**WHAT YOU NEED TO DO:** Reading the records below, count the lines in which the string "this" appears; write the number only.

**SOURCE DATA:**

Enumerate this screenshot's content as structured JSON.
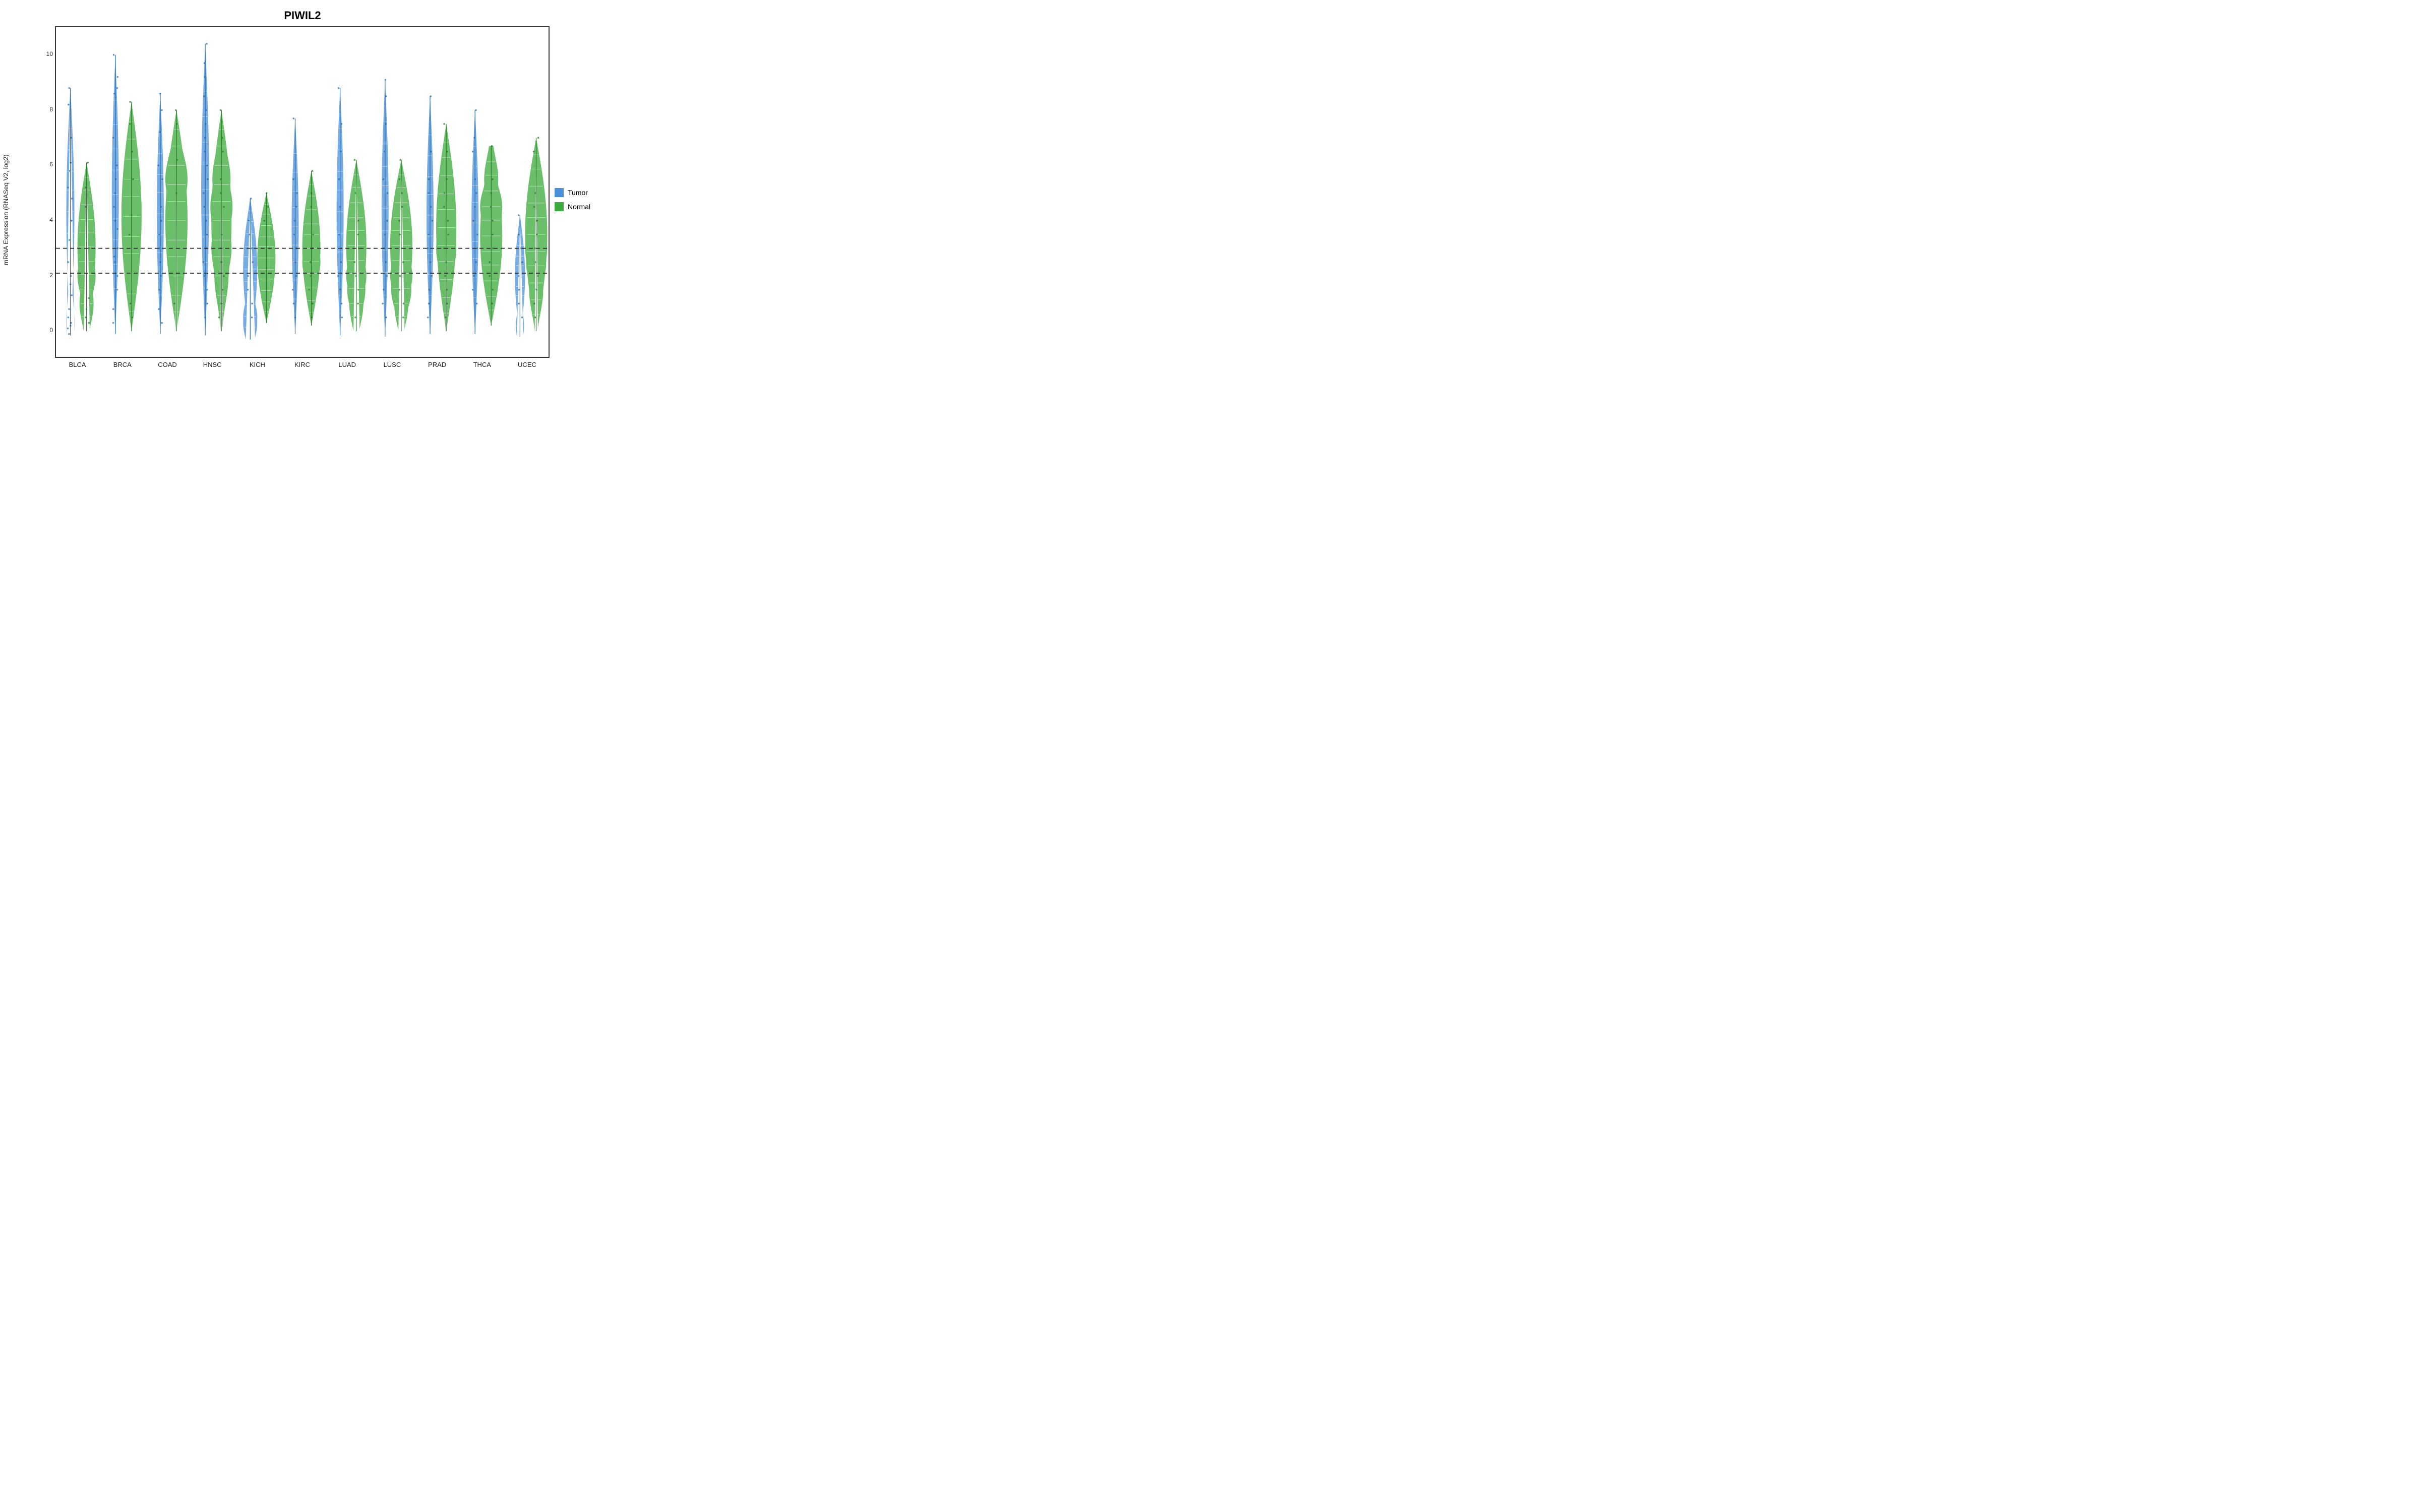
{
  "title": "PIWIL2",
  "yaxis_label": "mRNA Expression (RNASeq V2, log2)",
  "xaxis_labels": [
    "BLCA",
    "BRCA",
    "COAD",
    "HNSC",
    "KICH",
    "KIRC",
    "LUAD",
    "LUSC",
    "PRAD",
    "THCA",
    "UCEC"
  ],
  "legend": {
    "items": [
      {
        "label": "Tumor",
        "color": "#3a7bbf"
      },
      {
        "label": "Normal",
        "color": "#3aaa3a"
      }
    ]
  },
  "yaxis": {
    "min": -1,
    "max": 11,
    "ticks": [
      0,
      2,
      4,
      6,
      8,
      10
    ]
  },
  "dashed_lines": [
    2.1,
    3.0
  ],
  "colors": {
    "tumor": "#4a90d9",
    "normal": "#3aaa3a",
    "border": "#333333"
  }
}
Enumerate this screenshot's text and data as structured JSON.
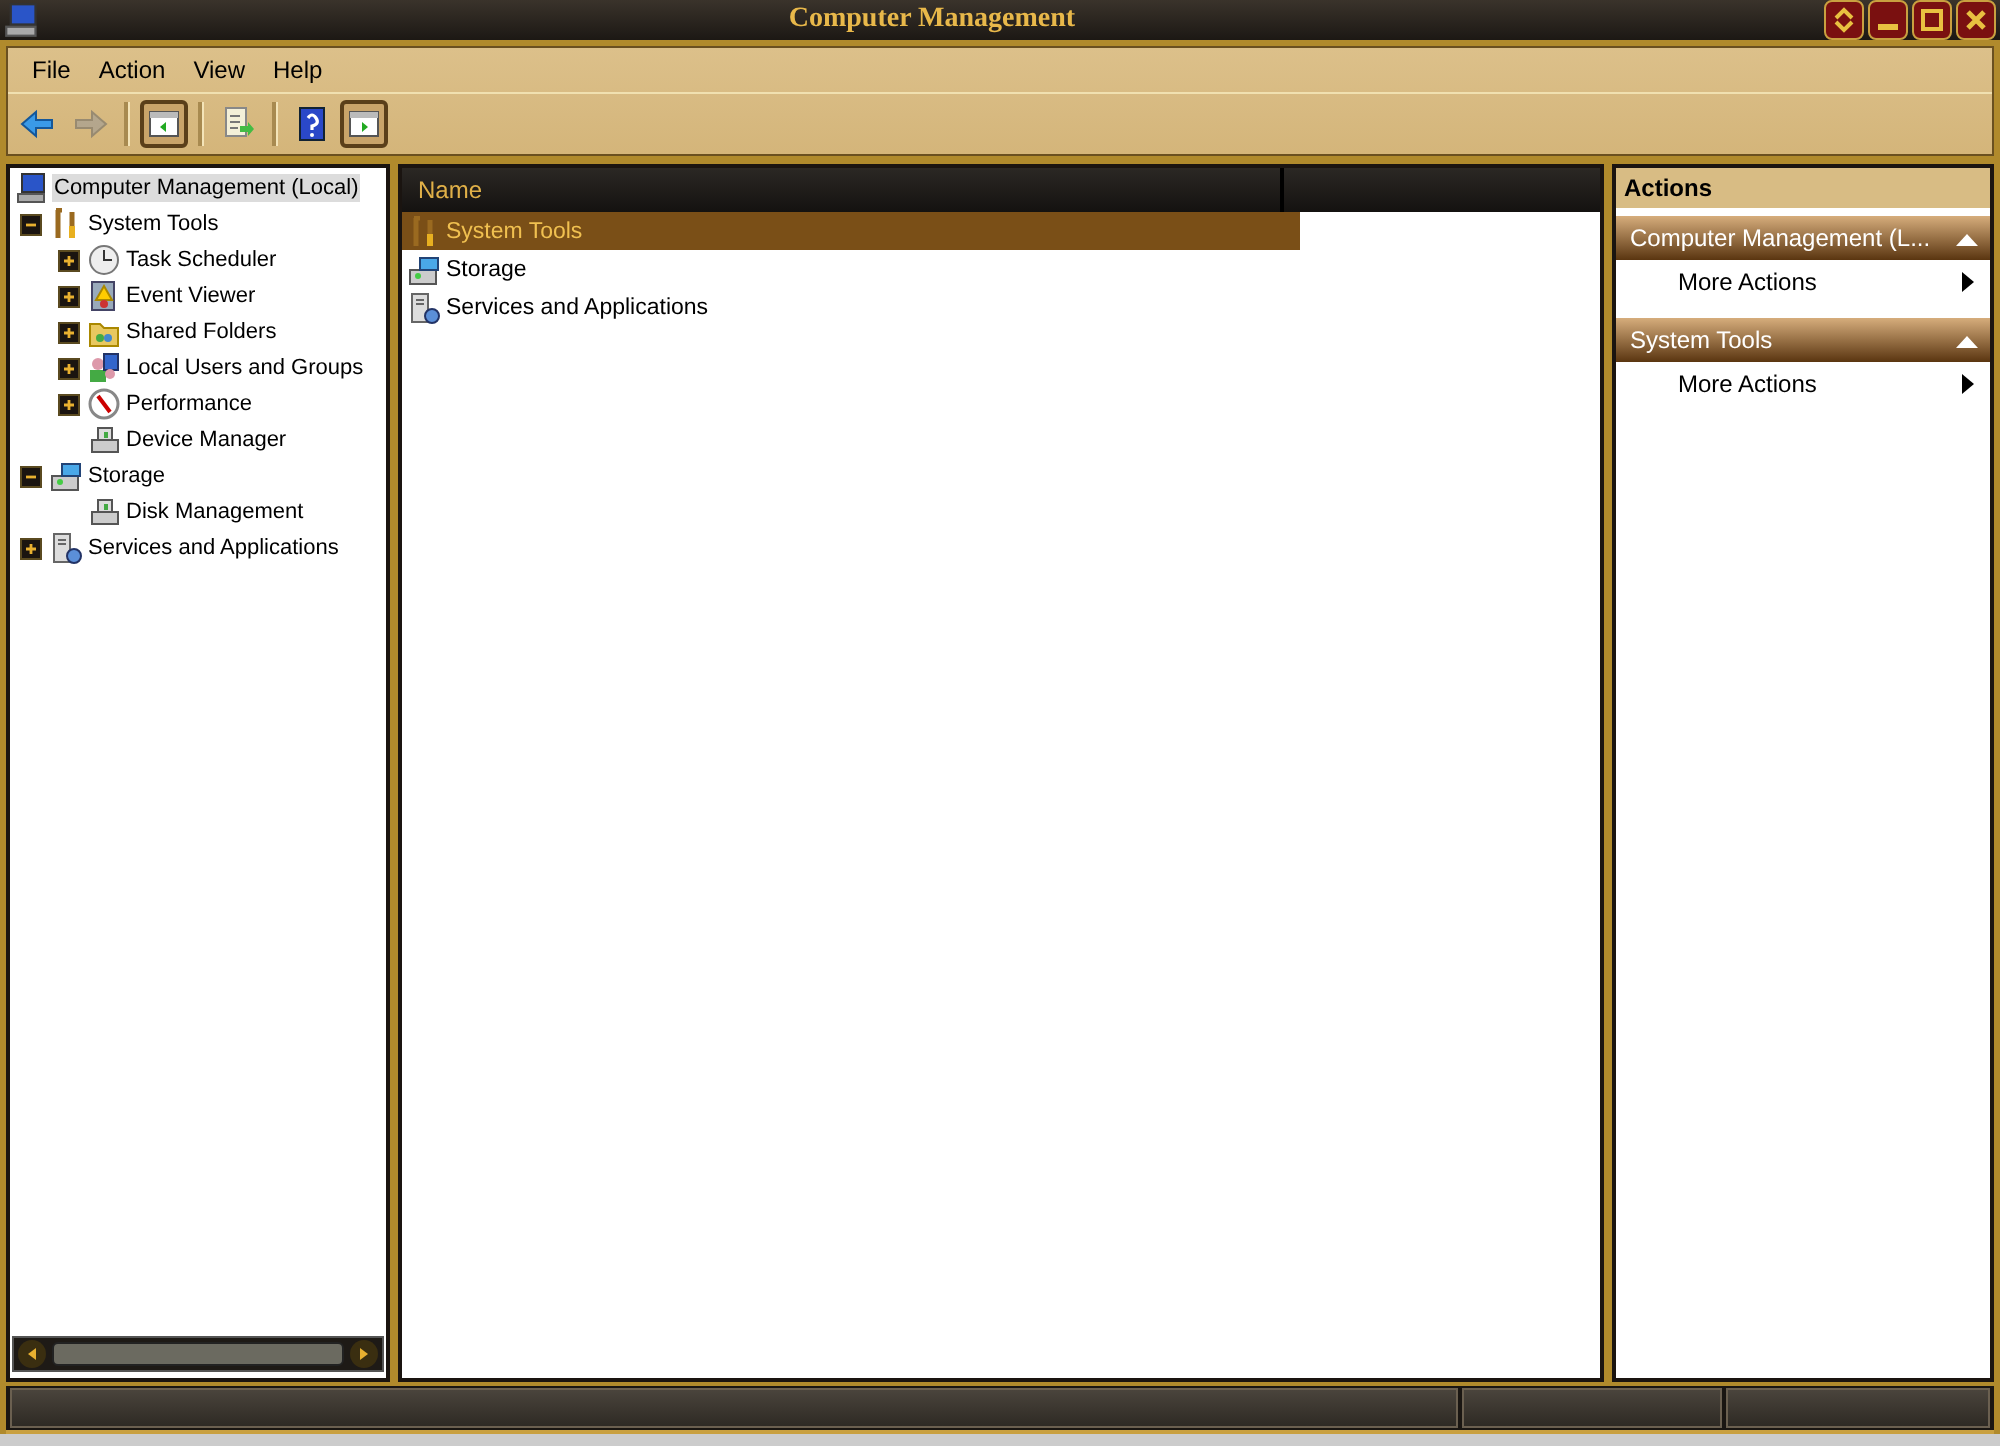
{
  "window": {
    "title": "Computer Management"
  },
  "menu": [
    "File",
    "Action",
    "View",
    "Help"
  ],
  "toolbar": [
    {
      "kind": "back",
      "disabled": false,
      "pressed": false
    },
    {
      "kind": "forward",
      "disabled": true,
      "pressed": false
    },
    {
      "kind": "separator"
    },
    {
      "kind": "console-tree",
      "disabled": false,
      "pressed": true
    },
    {
      "kind": "separator"
    },
    {
      "kind": "export",
      "disabled": false,
      "pressed": false
    },
    {
      "kind": "separator"
    },
    {
      "kind": "help",
      "disabled": false,
      "pressed": false
    },
    {
      "kind": "action-pane",
      "disabled": false,
      "pressed": true
    }
  ],
  "tree": [
    {
      "label": "Computer Management (Local)",
      "kind": "computer",
      "selected": true,
      "children": [
        {
          "label": "System Tools",
          "kind": "tools",
          "selected": false,
          "expanded": true,
          "children": [
            {
              "label": "Task Scheduler",
              "kind": "clock",
              "selected": false,
              "expanded": false
            },
            {
              "label": "Event Viewer",
              "kind": "log",
              "selected": false,
              "expanded": false
            },
            {
              "label": "Shared Folders",
              "kind": "folder",
              "selected": false,
              "expanded": false
            },
            {
              "label": "Local Users and Groups",
              "kind": "users",
              "selected": false,
              "expanded": false
            },
            {
              "label": "Performance",
              "kind": "gauge",
              "selected": false,
              "expanded": false
            },
            {
              "label": "Device Manager",
              "kind": "device",
              "selected": false
            }
          ]
        },
        {
          "label": "Storage",
          "kind": "storage",
          "selected": false,
          "expanded": true,
          "children": [
            {
              "label": "Disk Management",
              "kind": "device",
              "selected": false
            }
          ]
        },
        {
          "label": "Services and Applications",
          "kind": "services",
          "selected": false,
          "expanded": false
        }
      ]
    }
  ],
  "list": {
    "columns": [
      "Name"
    ],
    "rows": [
      {
        "name": "System Tools",
        "kind": "tools",
        "selected": true
      },
      {
        "name": "Storage",
        "kind": "storage",
        "selected": false
      },
      {
        "name": "Services and Applications",
        "kind": "services",
        "selected": false
      }
    ]
  },
  "actions": {
    "title": "Actions",
    "sections": [
      {
        "title": "Computer Management (L...",
        "expanded": true,
        "items": [
          "More Actions"
        ]
      },
      {
        "title": "System Tools",
        "expanded": true,
        "items": [
          "More Actions"
        ]
      }
    ]
  }
}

**SOLUTION TO THE EXERCISE:** 2